Curiously enough, not a lot of the characters in my novels sing or play instruments, or at least they generally don’t *inside* the books. I’ve written a ridiculous number of songs (mostly for the above mentioned rock band) from the point of view of characters from the novels, but I’m not sure that counts. Most of the characters I write are snaky, zany, astoundingly competent professional types who have a job of some sort (student, detective, Edwardian Lord, swordsman, magician) and do it well, but unconventionally, and most of them have hobbies like Tae-Kwon-Do or full-contact-poker (no joke, that’s actually a sport in one of my sci-fi worlds). In everything I’ve written, with the exception of one of my shorter fantasy works, I have a total of one serious musician (an eight year old violinist) who, if asked to describe himself, would tell you he’s a scientist.

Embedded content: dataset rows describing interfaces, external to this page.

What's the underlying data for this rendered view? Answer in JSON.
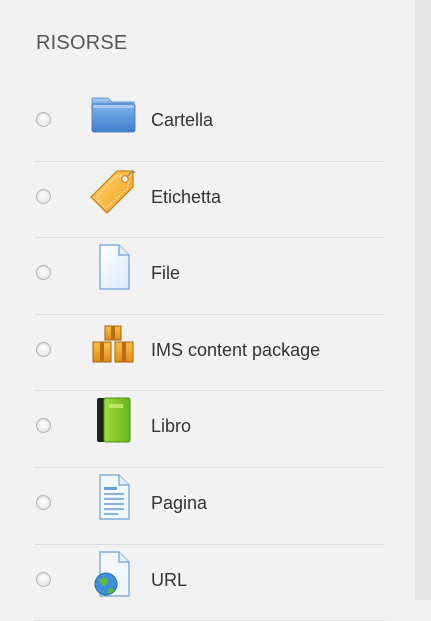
{
  "section": {
    "title": "RISORSE"
  },
  "items": [
    {
      "label": "Cartella",
      "icon": "folder-icon"
    },
    {
      "label": "Etichetta",
      "icon": "tag-icon"
    },
    {
      "label": "File",
      "icon": "file-icon"
    },
    {
      "label": "IMS content package",
      "icon": "ims-package-icon"
    },
    {
      "label": "Libro",
      "icon": "book-icon"
    },
    {
      "label": "Pagina",
      "icon": "page-icon"
    },
    {
      "label": "URL",
      "icon": "url-icon"
    }
  ],
  "colors": {
    "background": "#f2f2f2",
    "divider": "#dcdcdc",
    "text": "#333333"
  }
}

All this said and done, that “one of my shorter fantasy works” is perhaps the most relevant topic for something in this blog tour, in that I’m under contract to publish the first two novels in that series with Drollerie Press. The world in question (a folklore-fantasy version of turn-or-last-century Europe) never stops singing, and the main character rarely stops singing along with it. The character (a boy/man named Kinlea)’s sense of song is almost his pulse, and he uses it to gage the friendliness of hostility of his surroundings. You see, he’s a defender of balance within magic, and when magic is healthy, it sings.
…For someone who writes novels, I feel as though I’m not explaining this very well, but there we are. In Kinlea’s world, magic sings because it is alive and bursting with wild, fierce elation that it can not entirely hold beneath its slightly more mundane surface. Kinlea is full to the brim with exactly the same sort of power, like a wellspring of the magic well, so I suppose the story’s musical/magical interrelatedness makes sense. There’s something almost visceral and basic about the way this magic system gets under my skin, and I must admit, I love it in a way quite unlike the way I love my other works.

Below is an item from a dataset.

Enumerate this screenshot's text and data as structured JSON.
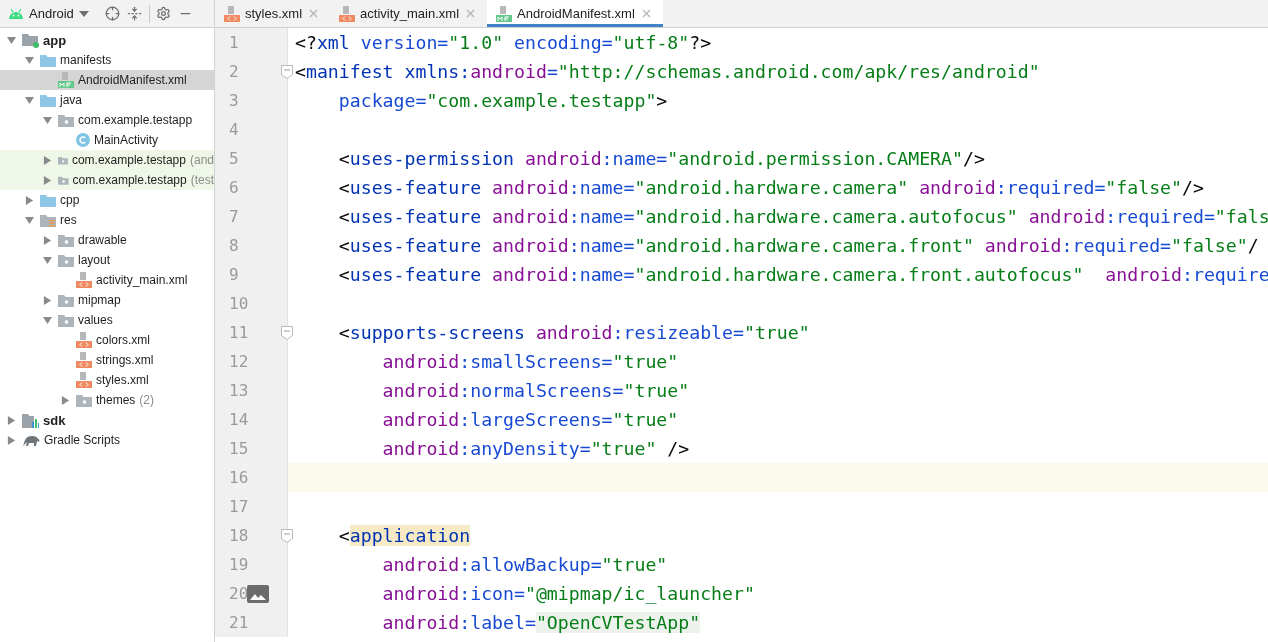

What can I say? I’m a sucker for a song, and I’m even more of a sucker for a world that sings. When it comes right down to it, this shouldn’t come as a surprise. What better reason to hold a degree in musical theatre?
With this thought, I leave you, and I thank you for putting up with my excessive parenthetical commentary, not to mention ellipses-abuse. Happy blog-tour reading, and if you plan to be in Honolulu in February, don’t miss out on “The White Snake.” If it’s not gloriously spectacular by then, I think I’ll replace my sinuses with bionics or ground myself permanently to rock music and belt-roles.